Exercise: Identify each line below containing the string "true" and copy it.

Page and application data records
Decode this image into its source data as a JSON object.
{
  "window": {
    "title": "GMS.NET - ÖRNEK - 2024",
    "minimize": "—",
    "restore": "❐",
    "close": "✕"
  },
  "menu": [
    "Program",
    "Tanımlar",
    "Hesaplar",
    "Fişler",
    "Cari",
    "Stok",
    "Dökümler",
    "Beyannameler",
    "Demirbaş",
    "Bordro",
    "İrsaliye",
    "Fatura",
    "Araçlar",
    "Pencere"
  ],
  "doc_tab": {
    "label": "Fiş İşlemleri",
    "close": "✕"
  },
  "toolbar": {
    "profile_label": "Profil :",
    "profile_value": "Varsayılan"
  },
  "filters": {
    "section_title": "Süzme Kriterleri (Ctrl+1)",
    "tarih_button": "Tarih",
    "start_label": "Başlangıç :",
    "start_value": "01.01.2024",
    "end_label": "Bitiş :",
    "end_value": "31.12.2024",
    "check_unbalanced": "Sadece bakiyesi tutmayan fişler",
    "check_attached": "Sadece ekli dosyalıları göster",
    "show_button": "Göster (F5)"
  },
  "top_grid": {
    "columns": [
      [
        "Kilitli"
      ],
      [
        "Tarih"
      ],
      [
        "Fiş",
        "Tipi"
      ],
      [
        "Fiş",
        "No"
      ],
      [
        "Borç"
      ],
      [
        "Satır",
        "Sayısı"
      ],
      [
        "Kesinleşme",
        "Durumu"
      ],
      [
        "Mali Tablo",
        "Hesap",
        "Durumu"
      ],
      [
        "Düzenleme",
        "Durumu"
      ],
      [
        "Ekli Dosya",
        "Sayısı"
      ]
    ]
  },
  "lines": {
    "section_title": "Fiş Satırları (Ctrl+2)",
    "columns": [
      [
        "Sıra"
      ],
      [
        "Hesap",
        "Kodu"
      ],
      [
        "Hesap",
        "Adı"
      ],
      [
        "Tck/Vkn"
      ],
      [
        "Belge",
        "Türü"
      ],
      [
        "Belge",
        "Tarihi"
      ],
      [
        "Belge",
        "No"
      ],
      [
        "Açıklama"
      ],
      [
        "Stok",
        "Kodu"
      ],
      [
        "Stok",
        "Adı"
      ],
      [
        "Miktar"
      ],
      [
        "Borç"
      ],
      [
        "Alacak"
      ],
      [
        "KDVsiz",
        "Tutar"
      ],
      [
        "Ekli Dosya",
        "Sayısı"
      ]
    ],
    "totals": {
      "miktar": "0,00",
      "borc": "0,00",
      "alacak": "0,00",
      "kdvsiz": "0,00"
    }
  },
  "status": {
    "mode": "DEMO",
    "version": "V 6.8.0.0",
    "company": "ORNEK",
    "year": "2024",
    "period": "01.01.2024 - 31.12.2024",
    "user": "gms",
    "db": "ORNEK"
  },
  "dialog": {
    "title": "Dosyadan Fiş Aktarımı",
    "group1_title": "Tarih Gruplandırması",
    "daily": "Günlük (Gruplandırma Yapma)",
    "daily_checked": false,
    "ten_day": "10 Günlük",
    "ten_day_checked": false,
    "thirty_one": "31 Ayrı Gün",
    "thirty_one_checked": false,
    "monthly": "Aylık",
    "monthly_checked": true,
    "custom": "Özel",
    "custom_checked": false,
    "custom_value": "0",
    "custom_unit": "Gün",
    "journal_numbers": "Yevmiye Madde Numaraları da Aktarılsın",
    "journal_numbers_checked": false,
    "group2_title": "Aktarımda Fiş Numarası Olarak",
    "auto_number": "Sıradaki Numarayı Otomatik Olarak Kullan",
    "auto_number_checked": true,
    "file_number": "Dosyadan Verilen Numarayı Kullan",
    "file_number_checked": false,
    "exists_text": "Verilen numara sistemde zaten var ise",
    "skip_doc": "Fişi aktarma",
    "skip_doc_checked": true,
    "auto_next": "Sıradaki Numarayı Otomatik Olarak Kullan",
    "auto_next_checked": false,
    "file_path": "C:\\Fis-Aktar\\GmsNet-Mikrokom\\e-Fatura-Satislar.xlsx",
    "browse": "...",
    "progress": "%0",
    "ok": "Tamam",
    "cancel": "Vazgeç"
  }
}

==

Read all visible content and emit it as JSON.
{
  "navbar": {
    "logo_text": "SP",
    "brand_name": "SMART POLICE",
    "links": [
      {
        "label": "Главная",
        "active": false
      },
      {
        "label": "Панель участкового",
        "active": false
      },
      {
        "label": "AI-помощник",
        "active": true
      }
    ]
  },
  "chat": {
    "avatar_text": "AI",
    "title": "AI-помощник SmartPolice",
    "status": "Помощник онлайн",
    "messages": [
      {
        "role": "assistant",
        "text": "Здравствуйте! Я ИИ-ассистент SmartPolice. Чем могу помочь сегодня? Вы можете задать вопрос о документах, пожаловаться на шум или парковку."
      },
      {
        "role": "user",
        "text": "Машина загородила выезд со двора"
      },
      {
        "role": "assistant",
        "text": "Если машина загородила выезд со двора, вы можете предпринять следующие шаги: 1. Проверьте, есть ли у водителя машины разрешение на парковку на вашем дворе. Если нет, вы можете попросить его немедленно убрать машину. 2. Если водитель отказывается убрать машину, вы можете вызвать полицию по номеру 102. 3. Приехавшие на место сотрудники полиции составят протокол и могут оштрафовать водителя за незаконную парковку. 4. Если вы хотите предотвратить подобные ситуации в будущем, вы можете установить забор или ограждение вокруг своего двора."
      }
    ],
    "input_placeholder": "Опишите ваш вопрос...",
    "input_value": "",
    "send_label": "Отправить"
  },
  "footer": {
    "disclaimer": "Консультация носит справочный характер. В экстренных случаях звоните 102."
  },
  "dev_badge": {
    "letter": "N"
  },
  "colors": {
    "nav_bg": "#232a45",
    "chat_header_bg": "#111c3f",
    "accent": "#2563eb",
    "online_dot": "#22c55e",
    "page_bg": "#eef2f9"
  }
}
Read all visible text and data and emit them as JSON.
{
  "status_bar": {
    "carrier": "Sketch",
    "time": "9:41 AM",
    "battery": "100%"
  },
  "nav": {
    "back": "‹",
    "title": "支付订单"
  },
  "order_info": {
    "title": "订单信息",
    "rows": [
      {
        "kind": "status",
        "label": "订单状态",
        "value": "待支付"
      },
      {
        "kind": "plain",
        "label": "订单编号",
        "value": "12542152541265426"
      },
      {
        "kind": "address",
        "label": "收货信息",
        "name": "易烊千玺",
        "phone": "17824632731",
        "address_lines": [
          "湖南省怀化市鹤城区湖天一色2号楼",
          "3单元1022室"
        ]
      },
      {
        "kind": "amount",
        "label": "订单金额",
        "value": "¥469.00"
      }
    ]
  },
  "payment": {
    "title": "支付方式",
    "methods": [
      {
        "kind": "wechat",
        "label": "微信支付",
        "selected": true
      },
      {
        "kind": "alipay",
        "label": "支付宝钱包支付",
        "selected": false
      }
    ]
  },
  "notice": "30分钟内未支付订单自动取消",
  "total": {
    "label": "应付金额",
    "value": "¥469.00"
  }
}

Answer space:
    "monthly_checked": true,
    "auto_number_checked": true,
    "skip_doc_checked": true,
        "active": true
        "selected": true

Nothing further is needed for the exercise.